What would you change or evolve, if anything?
BRYANT: Yeah, one of the things that's really bedeviled attempts to hold perpetrators accountable for the things that they do, is this concept of military necessity. And the idea that in order to win a war, in order to achieve some great breakthrough in a war, we need to consider suspending the law of war.
So if we have to bomb a target in order to get at the enemy and enemy soldiers, if that also means that kill, and sometimes, oftentimes, the decision is made to do that. Which, of course, would be a violation of the principle of proportionality. And yet if you are a powerful country, and you are able to resist criminal indictment for yourself and the people acting under your orders, then you can effectively act with a certain degree of impunity.
So if there's anything that I could change it would be trying to pare back on impunity and to compel or to persuade very powerful countries that it is in their interest to pursue international justice, including for themselves, as well as other countries.
CHAKRABARTI: There seems to be space for greater moral leadership then, amongst the most powerful nations.
BRYANT: This is one of the examples in which morality, I think, does coincide with law. Oftentimes, the two are quite a distance from each other, but on this occasion, I think it's really important.
CHAKRABARTI: Professor Dill, you have the last minute of the show. Same question to you.
DILL: Law permits some morally abhorrent things, it brackets morality in some sense. And it also occasionally takes off the table, militarily, really effective and important courses of action. And we have to accept both of those things, that law isn't morally everything and that it can be militarily hampering us in order to basically uphold it for what it is.
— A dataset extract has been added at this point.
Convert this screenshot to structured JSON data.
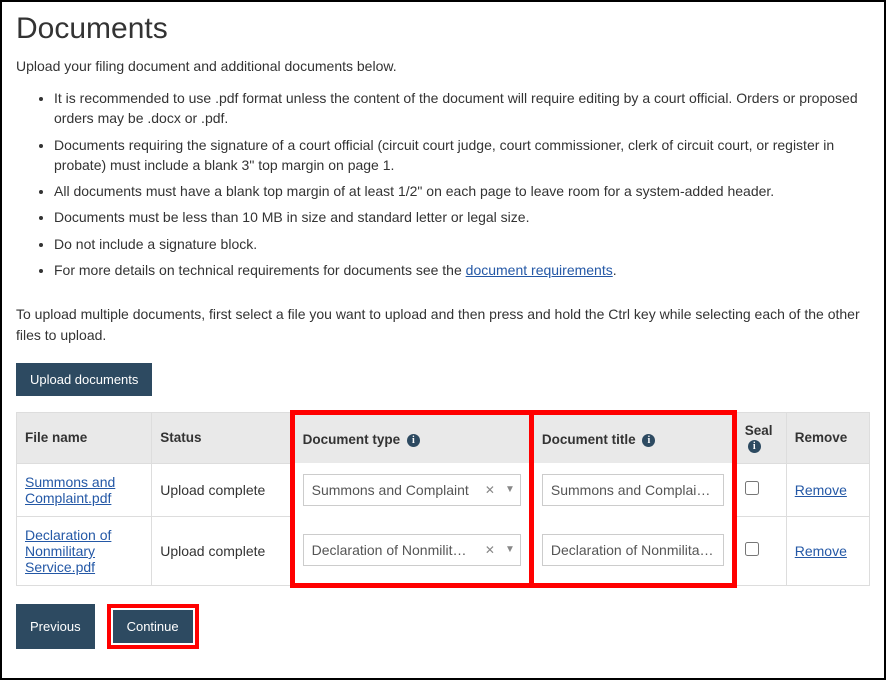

And that is our very last and best hope in a conflict like the one we are currently seeing, where both sides have really legitimate moral grievances against each other, and where even outside unbiased observers can't really arbitrate between them very effectively. Law is a minimum standard, so if it looks like you're falling short of it, you're already massively in moral trouble.
But it is really our best hope here for communicating across the divide and upholding some very minimal humanitarian standards. It's all about compliance, not about changing the law. It almost also sounds like, in a sense, a pact with the devil, right? In order to target what can be prosecuted, in order to hopefully deter the worst of the worst crimes.
This program aired on November 13, 2023.